Jack Halberstam wrote in his recent blog review on the film Machester by the Sea that it is “a film where we finally understand why the white man is sad, why everyone else is bad and why despite being sad because everyone else is bad, he learns to be a dad — all attempts to make diversity mean something, to resist systems that criminalize communities of color while representing white crime as law and order, to rethink sex, are quickly dismissed as identity politics, political correctness or authoritarian feminism”.
Maybe, to help us to understand how lesbian/gay bigotism is happening, we could modify Halberstam’s first sentence to act as a new queer device. This might be needed in order to try to come in terms of who are the so called “alt-right” white gay and lesbian Trump allies, such as Milo, who publicly assaults trans* people, for example.
Even if alt-right is largely (still) an US thing, and the LGB bigotry attitudes in the Nordic and European countries are less visible, they are worryingly in increase. Therefore, the appearance of Milo and his ilks call urgently for an analyses of why the white lesbian/gay is sad, why “other” queers save the white middle-class lesbians/gays are bad, and why – despite being sad because all these other queers are so bad – s/he learns to be reproductive; a mom or a dad or a ally of the most nationalist forces against any other ways to be queer than the marrying and reproductive one (to paraphrase Halberstam). These alerting trends are anything but “fresh” and “natural” new generation’s response and attitudes we should “understand”. To think like this is about being ignorant and not-interested in queer world-making, in terms of more diversity, equality and social justice.
At the same time than Milo appeared near Trump’s regime, human rights have been THE crucial issue for Putin and his politics of neo-traditionalism, in attacking the Russian gay community. Trump is clearly offering a leeway for Putin’s ideologies and interestingly challenging the core US discourse on individual rights. Further, the increasing UK discource against queer asylum seekers and immigrants is also highly alarming. Are we witnessing how the two imperialist edges bordering the continental Europe – Russia and the UK, both encouraged and supported by the US – are perversing, attacking or turning against the values that have been highlighted as the core of the rhetorics of “Europe”, the anti-war geopolitics and the humanist tradition EU has been flagging on, at least in committee reports and official talks? Even if this idea of Europe has already been badly tainted and fragmented by the EU member state policies themselves.

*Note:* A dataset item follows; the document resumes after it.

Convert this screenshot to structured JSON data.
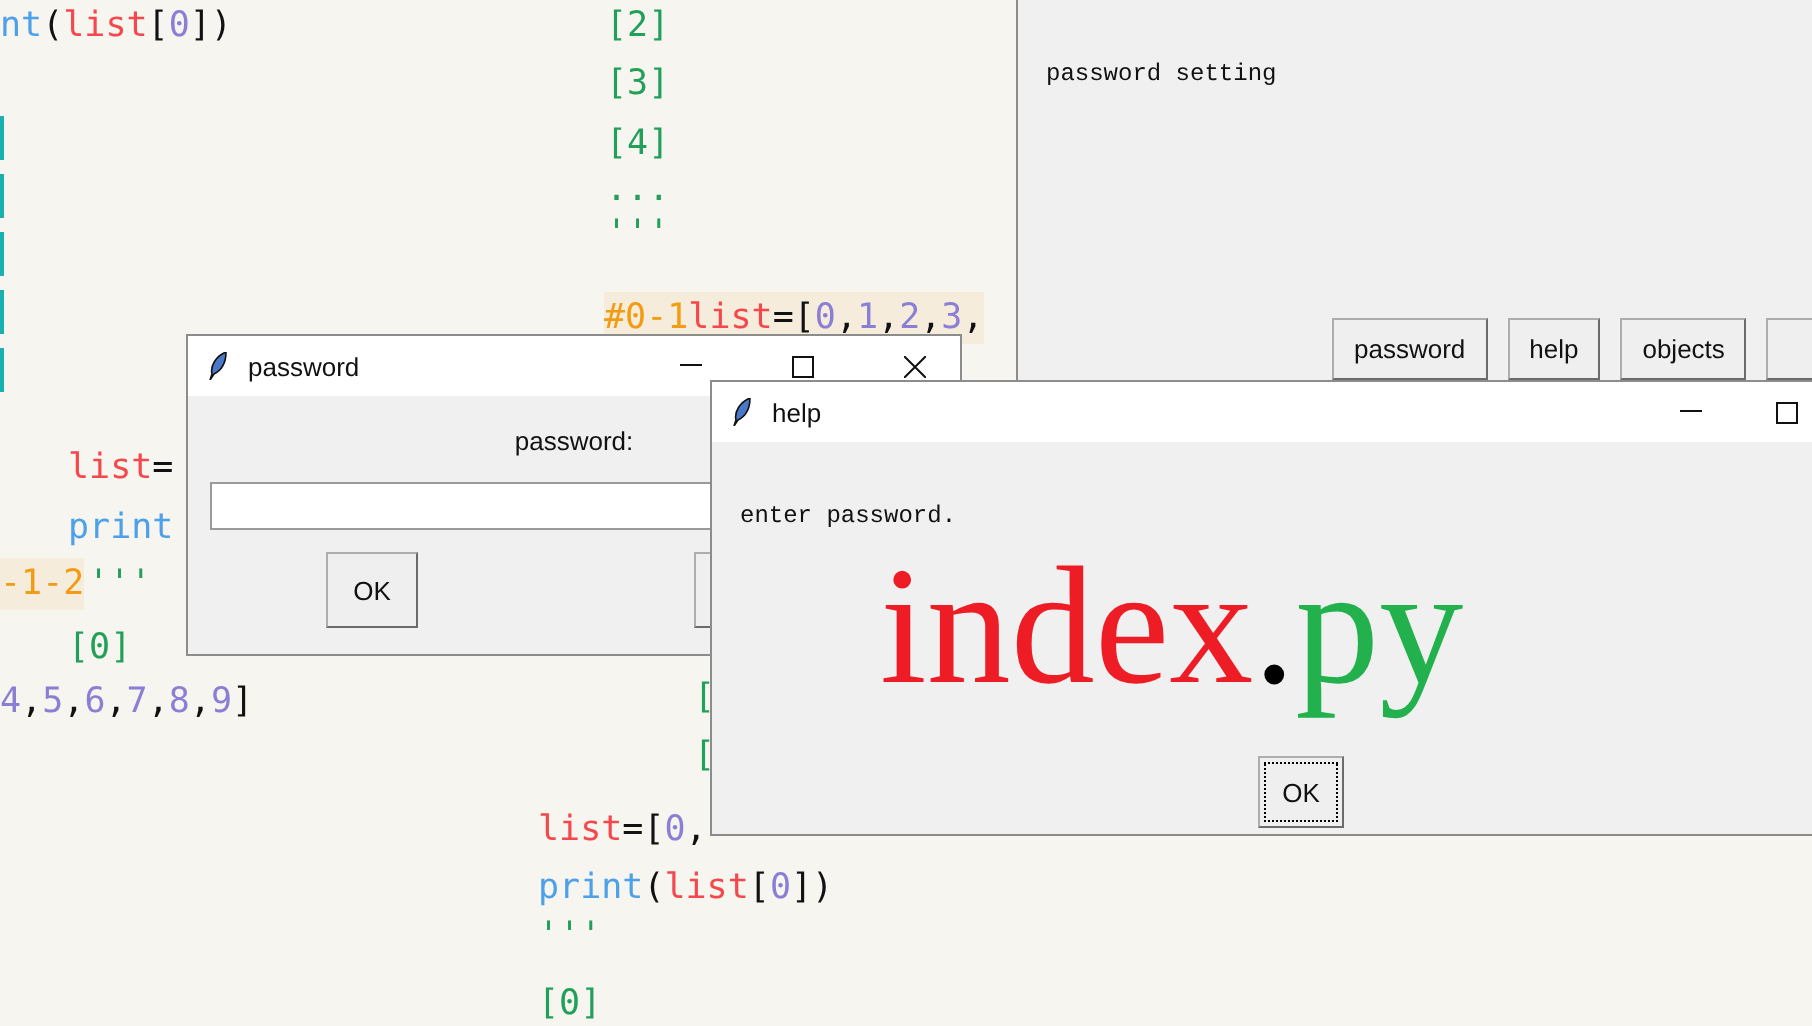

We need to redescribe our critique towards EU and the US by taking also an account of the bigotist white lesbians and gays. The newly-gained rights to be “included” sexually in some legal regimes creates homonationalism, as some people have started to imagine queer whiteness as their “natural” safeguard and are expressing this in the political arenas, both queer and straight. However, their imagined white-queer-inclusive states would no doubt sacrifice them in the first possible instance for the war, or to use them as scapegoats in order to gain exactly such political targets which would do not include them once some bigger goals have been reached.